**WHAT YOU ARE ASKED TO DO**
Please say how many lines in the records below contain the word "date". Give the number and nothing more.

(Page and application data records)

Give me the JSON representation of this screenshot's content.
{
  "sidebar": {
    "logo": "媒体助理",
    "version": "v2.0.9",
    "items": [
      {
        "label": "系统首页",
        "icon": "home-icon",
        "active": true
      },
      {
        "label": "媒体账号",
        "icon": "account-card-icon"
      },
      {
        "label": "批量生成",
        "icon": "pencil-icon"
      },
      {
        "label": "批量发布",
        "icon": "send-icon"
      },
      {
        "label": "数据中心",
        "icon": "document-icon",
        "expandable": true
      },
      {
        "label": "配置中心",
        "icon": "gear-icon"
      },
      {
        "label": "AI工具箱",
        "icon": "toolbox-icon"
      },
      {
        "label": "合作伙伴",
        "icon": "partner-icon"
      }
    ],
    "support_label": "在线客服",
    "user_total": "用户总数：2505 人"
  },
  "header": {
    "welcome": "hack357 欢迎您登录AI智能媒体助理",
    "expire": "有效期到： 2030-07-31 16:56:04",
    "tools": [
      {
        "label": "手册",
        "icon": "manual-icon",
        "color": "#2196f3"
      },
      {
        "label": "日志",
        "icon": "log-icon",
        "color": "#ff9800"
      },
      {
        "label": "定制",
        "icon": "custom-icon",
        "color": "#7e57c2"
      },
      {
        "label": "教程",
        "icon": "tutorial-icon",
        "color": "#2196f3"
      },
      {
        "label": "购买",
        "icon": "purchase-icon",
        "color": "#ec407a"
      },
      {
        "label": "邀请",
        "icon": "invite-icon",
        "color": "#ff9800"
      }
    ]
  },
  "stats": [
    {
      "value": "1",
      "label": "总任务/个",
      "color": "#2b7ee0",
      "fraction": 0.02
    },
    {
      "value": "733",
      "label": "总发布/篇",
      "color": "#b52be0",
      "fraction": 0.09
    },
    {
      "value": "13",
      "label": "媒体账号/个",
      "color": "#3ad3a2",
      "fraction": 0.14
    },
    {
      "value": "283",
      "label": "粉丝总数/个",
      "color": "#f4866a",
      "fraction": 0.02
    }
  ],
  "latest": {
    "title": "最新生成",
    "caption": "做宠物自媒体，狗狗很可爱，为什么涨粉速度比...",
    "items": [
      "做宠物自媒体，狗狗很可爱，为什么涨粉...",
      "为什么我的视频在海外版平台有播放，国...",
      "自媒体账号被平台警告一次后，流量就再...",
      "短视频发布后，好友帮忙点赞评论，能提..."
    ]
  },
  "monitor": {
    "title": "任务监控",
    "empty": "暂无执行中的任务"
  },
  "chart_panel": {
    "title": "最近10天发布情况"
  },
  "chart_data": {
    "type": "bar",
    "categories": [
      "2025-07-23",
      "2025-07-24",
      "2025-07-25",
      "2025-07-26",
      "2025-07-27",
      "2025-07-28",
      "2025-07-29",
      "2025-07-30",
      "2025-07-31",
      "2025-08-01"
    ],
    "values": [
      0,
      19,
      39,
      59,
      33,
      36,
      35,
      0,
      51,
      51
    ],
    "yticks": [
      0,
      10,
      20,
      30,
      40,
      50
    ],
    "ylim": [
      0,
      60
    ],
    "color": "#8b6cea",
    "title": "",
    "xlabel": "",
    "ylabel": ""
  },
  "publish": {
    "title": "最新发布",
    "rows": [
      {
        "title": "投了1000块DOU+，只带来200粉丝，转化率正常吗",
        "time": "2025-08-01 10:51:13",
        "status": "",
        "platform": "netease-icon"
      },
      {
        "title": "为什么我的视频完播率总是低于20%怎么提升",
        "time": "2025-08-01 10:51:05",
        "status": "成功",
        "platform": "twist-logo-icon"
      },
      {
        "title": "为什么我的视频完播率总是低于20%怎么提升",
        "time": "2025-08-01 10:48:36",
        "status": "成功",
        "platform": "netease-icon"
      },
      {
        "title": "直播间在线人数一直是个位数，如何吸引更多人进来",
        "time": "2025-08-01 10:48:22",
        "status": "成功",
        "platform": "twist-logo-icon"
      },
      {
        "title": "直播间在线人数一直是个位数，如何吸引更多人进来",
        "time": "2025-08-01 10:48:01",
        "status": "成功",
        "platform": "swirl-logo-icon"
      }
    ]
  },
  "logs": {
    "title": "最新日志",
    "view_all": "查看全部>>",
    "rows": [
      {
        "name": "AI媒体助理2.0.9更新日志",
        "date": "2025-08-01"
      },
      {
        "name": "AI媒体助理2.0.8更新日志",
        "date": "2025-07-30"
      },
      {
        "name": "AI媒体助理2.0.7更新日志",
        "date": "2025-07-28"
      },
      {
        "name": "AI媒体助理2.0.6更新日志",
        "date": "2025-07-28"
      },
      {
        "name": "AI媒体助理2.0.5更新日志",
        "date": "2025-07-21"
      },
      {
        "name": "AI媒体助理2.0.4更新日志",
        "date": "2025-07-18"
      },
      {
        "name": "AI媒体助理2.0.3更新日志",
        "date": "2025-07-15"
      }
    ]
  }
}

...

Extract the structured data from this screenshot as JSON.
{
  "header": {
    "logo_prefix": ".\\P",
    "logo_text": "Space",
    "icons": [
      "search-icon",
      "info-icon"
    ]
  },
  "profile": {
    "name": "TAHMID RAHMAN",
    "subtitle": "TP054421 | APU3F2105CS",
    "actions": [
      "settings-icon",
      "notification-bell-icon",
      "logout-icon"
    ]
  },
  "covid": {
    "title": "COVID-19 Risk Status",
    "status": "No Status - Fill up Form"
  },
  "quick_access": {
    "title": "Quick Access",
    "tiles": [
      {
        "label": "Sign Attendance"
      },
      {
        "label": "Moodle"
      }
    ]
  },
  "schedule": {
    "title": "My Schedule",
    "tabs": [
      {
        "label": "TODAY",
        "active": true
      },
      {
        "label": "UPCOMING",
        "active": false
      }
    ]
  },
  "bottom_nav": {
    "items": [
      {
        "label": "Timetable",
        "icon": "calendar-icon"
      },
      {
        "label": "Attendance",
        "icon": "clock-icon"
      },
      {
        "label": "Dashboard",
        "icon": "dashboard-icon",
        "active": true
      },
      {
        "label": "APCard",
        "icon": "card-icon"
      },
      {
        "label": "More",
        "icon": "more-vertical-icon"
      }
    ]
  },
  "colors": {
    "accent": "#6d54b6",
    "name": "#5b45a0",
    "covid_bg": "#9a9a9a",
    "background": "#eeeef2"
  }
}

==

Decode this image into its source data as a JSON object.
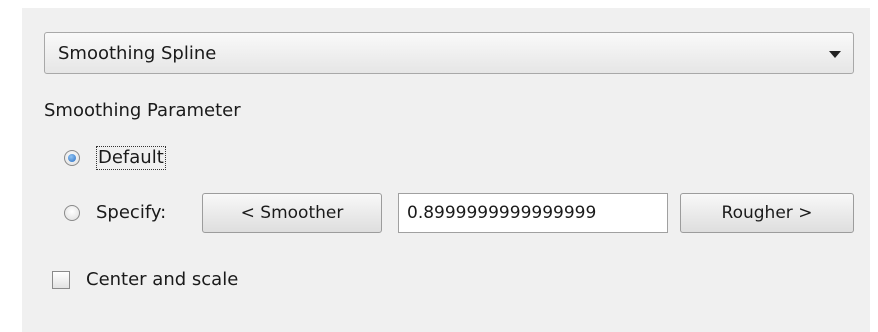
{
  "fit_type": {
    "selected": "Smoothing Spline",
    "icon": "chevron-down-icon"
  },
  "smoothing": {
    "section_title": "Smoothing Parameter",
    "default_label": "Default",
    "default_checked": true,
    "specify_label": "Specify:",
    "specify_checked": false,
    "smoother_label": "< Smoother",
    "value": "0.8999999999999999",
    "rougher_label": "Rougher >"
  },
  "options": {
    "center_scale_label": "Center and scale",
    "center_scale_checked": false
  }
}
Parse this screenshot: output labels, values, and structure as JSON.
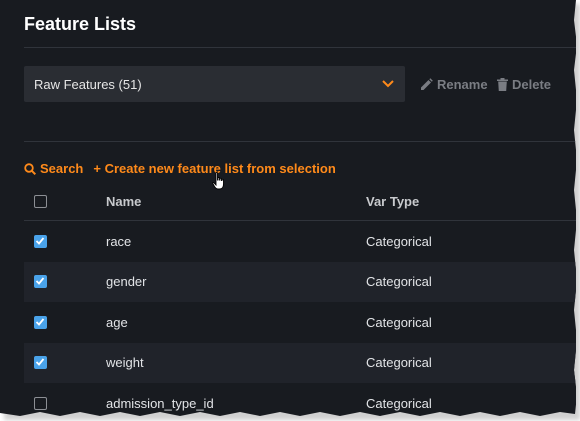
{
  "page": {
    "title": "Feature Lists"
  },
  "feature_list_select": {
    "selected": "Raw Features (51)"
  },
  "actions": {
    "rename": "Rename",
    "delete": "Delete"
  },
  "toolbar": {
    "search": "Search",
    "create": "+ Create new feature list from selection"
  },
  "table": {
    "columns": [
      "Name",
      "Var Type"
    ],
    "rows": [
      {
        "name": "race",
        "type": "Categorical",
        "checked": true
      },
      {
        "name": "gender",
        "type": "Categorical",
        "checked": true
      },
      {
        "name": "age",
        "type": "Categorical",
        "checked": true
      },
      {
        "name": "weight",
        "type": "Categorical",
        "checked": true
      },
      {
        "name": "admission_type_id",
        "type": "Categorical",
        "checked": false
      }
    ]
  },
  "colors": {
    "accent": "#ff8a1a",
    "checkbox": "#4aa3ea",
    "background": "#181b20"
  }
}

**TASK RESULT**
7